As with the Cane Spree, the Flag Rush provided an opportunity for the freshman and sophomore classes to vie for bragging rights in the eyes of their peers. For this competition, the sophomore class planted a pole with a flag affixed to the top in the middle of the athletic field. They then defended it from the onslaught of freshmen who climbed atop their opponents to wrest control of the flag.
Cage Ball, 1919 to 1980s
Cage Ball was the last addition to the early interclass matches at Stevens. As stated in the original rules from 1919, the opposing classes would attempt to “push a large, inflated ball down the athletic field and through the opposing team’s goal posts — all while not letting the ball touch the ground.” Unlike the Flag Rush and other earlier competitions, Cage Ball was played at Stevens well into the 1980s.

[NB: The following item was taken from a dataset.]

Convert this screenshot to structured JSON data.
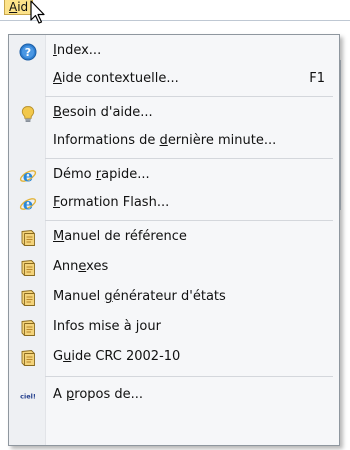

Varsity Show, 1920s to 1930s
Stevens has a longstanding performing arts tradition stretching back to its earliest years. The varsity shows of the 1920s and 1930s brought together the collective talents of the student body, who wrote, directed and performed a full-length vaudeville show before the public — often held in the ballroom of the historic Astor Hotel in Manhattan. Many of the themes centered around romance, college life and light-hearted lampooning of the faculty and administration.
Alumni Reunion Day
On June 9, 1908, a campus-wide event was organized to provide a setting where “the ties of new and old college friendships could be renewed and strengthened once again.” The event was called Alumni Reunion Day and, along with the usual festivities, included a costume contest and parade! Over a century later, Alumni Day — which over the years became Alumni Weekend — remains a beloved annual tradition for the entire Stevens community (sans the costumes and parade).
The Wittpenn Walk tradition started in 2018 and symbolizes the start and finish of a student’s academic career at Stevens. During fall Convocation, first-year students make their way up Wittpenn Walk — which is lined with cheering upperclass students, faculty, and administrators — and proceed to the ceremony in Canavan Arena. As seniors, students take a similar path as their first year, only winding down Wittpenn to the Babbio Center, with a sunset toast on Babbio Patio to celebrate the end of their Stevens journey.